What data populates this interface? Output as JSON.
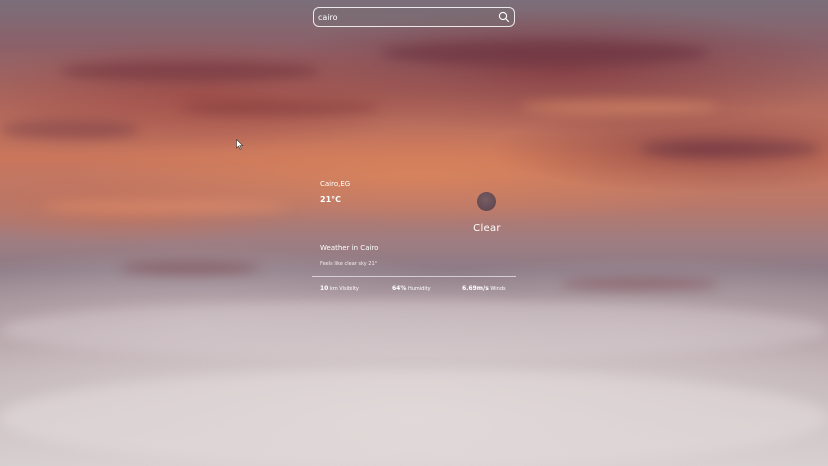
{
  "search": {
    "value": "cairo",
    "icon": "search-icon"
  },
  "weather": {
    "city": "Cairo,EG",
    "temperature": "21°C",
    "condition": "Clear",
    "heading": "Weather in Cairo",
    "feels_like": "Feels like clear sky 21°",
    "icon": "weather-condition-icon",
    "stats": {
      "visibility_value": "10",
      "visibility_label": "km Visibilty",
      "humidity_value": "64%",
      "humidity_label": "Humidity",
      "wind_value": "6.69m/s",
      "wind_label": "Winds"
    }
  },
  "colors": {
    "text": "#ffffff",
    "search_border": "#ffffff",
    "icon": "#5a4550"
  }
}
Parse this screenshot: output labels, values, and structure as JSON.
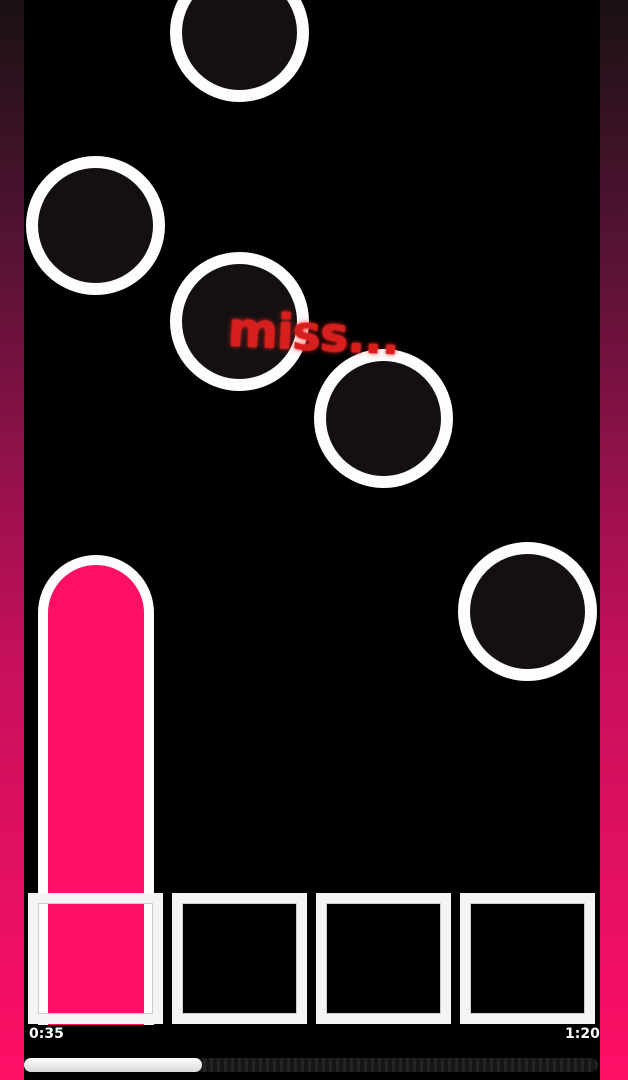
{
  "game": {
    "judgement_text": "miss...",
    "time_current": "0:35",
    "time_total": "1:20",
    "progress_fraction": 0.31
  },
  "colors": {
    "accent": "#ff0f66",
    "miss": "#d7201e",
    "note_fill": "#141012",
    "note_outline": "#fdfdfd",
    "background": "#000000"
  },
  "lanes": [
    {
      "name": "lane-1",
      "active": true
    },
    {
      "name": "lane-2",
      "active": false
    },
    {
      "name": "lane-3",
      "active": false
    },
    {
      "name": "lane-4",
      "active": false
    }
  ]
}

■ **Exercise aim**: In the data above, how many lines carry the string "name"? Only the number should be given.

■ **Solution for this problem**: 4